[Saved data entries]
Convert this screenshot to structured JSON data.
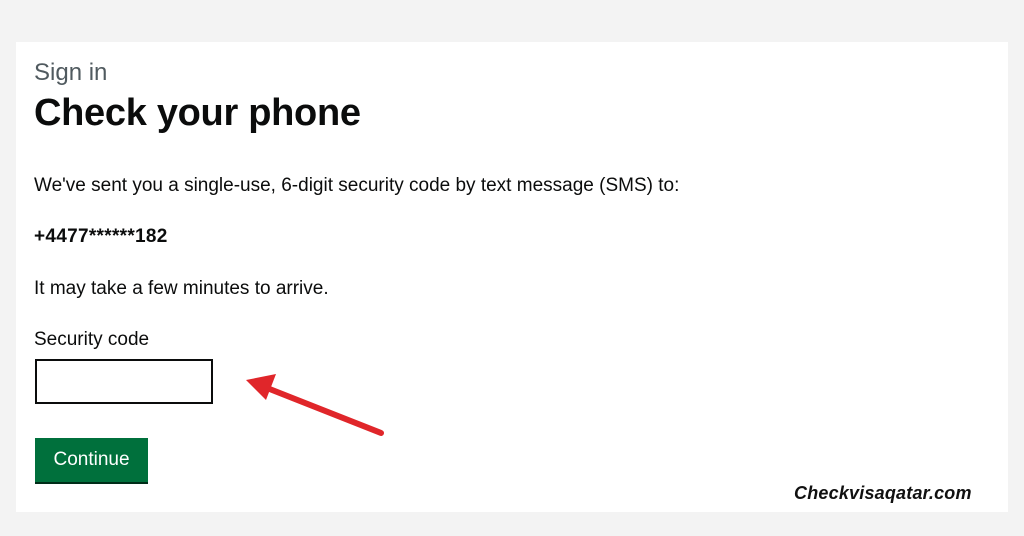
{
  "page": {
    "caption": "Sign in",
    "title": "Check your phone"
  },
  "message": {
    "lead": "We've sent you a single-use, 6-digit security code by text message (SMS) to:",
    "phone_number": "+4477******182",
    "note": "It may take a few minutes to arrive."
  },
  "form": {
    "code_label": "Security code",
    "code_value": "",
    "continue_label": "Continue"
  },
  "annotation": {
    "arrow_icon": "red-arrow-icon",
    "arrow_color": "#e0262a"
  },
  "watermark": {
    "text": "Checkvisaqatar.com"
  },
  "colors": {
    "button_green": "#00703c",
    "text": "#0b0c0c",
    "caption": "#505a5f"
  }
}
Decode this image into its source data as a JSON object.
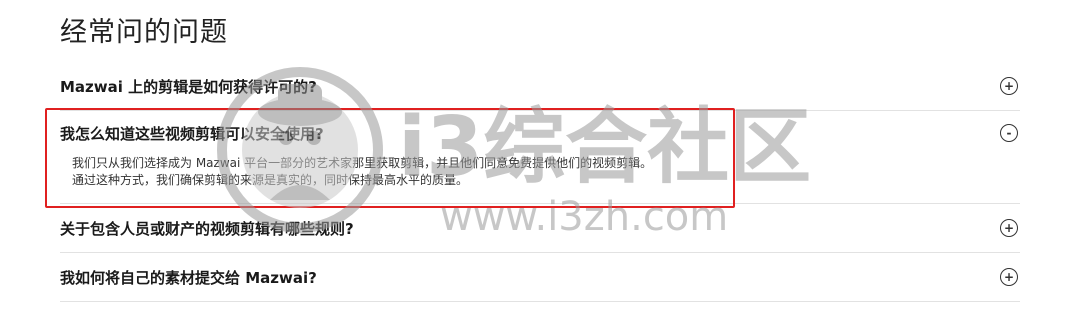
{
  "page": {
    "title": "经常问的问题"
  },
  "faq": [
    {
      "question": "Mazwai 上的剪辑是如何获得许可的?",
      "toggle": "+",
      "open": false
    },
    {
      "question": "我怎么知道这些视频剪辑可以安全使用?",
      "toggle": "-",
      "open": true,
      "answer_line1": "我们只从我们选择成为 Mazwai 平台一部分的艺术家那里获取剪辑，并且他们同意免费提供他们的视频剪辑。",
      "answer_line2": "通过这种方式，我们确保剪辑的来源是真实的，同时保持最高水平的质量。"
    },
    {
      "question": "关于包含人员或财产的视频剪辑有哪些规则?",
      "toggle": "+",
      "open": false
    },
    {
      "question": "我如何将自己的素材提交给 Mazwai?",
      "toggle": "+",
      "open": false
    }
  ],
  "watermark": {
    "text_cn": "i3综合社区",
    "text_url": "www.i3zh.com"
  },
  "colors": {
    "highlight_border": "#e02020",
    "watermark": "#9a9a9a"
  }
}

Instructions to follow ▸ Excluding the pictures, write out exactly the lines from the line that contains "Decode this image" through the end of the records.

Answer to the exercise ▸
Decode this image into its source data as a JSON object.
{
  "page": {
    "title": "经常问的问题"
  },
  "faq": [
    {
      "question": "Mazwai 上的剪辑是如何获得许可的?",
      "toggle": "+",
      "open": false
    },
    {
      "question": "我怎么知道这些视频剪辑可以安全使用?",
      "toggle": "-",
      "open": true,
      "answer_line1": "我们只从我们选择成为 Mazwai 平台一部分的艺术家那里获取剪辑，并且他们同意免费提供他们的视频剪辑。",
      "answer_line2": "通过这种方式，我们确保剪辑的来源是真实的，同时保持最高水平的质量。"
    },
    {
      "question": "关于包含人员或财产的视频剪辑有哪些规则?",
      "toggle": "+",
      "open": false
    },
    {
      "question": "我如何将自己的素材提交给 Mazwai?",
      "toggle": "+",
      "open": false
    }
  ],
  "watermark": {
    "text_cn": "i3综合社区",
    "text_url": "www.i3zh.com"
  },
  "colors": {
    "highlight_border": "#e02020",
    "watermark": "#9a9a9a"
  }
}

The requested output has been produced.